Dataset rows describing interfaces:
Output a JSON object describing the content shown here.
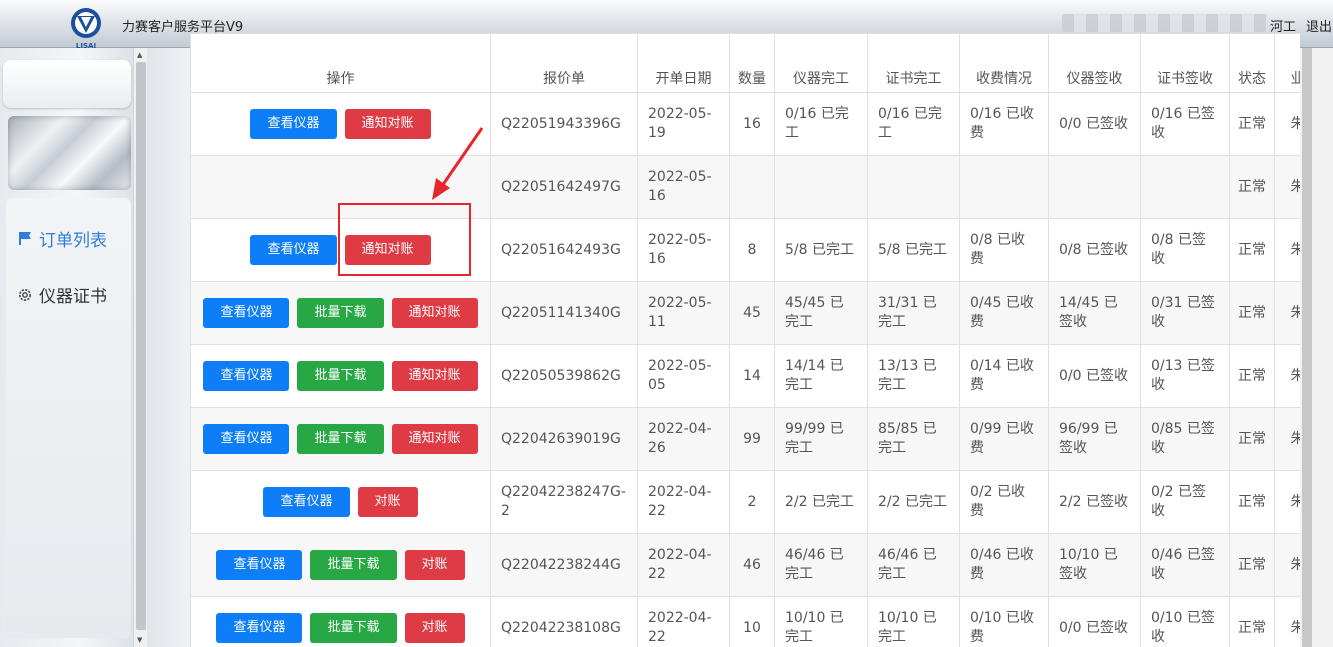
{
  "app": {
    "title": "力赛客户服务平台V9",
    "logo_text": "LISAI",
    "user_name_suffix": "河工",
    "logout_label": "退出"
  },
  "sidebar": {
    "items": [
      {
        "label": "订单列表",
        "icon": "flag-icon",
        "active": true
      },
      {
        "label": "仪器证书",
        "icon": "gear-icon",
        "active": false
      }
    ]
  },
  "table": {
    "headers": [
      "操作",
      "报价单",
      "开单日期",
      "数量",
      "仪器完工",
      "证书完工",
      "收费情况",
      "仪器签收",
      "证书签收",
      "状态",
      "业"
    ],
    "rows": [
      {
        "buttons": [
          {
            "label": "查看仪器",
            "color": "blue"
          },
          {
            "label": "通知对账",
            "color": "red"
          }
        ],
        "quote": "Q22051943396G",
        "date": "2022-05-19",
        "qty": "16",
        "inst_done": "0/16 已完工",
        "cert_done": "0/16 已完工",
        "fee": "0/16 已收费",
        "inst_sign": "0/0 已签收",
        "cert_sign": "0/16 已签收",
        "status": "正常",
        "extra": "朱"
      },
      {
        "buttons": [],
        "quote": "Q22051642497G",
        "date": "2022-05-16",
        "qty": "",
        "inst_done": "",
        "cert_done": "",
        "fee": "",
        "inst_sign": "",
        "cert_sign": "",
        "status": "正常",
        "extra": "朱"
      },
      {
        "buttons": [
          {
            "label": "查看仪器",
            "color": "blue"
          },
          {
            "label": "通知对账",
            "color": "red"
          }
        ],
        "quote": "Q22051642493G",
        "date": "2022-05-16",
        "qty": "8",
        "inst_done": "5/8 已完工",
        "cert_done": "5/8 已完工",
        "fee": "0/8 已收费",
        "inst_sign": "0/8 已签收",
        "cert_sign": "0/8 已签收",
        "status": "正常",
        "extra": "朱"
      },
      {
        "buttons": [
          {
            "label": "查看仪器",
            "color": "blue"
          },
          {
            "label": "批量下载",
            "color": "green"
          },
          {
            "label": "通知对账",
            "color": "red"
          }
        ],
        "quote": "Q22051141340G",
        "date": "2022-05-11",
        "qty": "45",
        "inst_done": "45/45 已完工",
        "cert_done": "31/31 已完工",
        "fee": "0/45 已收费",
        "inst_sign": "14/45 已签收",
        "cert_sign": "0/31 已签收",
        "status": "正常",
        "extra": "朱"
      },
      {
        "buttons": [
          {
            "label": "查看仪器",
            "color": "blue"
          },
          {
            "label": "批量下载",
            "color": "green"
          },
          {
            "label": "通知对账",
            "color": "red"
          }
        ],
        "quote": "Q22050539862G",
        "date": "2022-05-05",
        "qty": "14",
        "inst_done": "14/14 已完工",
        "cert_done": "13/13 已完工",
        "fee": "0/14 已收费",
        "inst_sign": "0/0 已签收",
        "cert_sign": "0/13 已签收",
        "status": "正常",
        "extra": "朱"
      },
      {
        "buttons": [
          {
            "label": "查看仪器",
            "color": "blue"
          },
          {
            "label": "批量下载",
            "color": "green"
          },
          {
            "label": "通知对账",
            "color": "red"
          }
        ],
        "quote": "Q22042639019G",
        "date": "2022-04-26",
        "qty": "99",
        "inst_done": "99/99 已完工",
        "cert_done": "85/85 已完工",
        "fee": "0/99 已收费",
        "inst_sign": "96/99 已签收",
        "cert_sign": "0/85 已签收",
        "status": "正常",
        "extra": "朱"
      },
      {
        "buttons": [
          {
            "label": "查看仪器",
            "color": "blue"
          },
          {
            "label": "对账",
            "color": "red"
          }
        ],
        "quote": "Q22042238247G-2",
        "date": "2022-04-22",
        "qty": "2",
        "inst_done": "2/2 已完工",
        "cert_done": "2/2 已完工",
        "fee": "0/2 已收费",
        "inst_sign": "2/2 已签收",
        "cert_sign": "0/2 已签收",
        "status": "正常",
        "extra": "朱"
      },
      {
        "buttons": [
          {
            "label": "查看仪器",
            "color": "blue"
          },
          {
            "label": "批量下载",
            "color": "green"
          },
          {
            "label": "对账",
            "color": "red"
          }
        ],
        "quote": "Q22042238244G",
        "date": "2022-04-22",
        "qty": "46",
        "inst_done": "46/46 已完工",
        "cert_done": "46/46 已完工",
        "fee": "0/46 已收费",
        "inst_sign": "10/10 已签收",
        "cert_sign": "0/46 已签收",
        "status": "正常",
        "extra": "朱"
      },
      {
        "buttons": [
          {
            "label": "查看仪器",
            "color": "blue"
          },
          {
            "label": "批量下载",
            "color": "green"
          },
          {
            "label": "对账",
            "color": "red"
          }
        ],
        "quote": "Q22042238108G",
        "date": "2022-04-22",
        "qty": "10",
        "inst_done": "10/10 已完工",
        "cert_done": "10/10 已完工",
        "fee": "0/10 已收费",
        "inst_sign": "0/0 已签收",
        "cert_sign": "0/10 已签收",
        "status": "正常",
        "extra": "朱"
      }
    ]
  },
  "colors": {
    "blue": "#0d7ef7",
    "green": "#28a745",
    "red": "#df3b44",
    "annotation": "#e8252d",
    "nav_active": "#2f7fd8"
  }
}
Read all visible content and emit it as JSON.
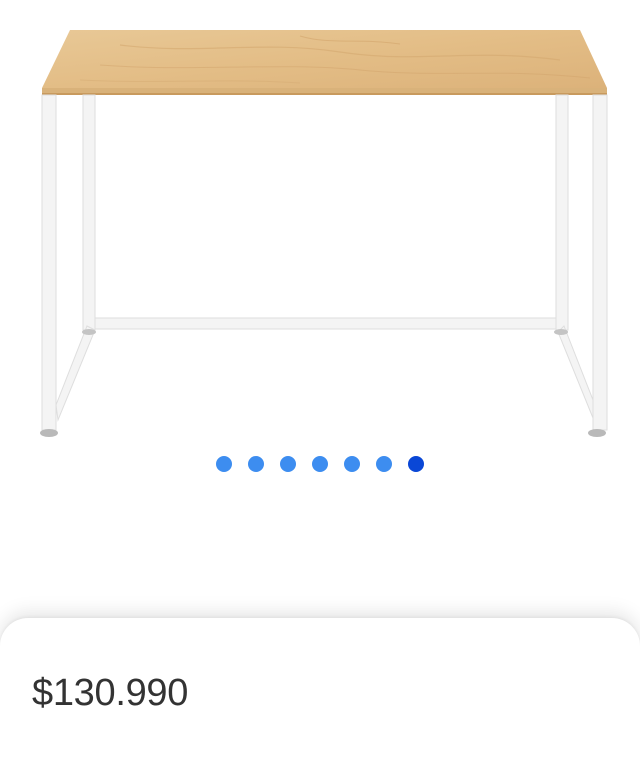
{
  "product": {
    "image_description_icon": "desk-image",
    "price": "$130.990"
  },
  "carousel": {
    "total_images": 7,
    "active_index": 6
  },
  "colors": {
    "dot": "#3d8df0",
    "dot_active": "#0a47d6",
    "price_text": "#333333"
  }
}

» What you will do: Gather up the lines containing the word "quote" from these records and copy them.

» Response:
        "quote": "Q22051943396G",
        "quote": "Q22051642497G",
        "quote": "Q22051642493G",
        "quote": "Q22051141340G",
        "quote": "Q22050539862G",
        "quote": "Q22042639019G",
        "quote": "Q22042238247G-2",
        "quote": "Q22042238244G",
        "quote": "Q22042238108G",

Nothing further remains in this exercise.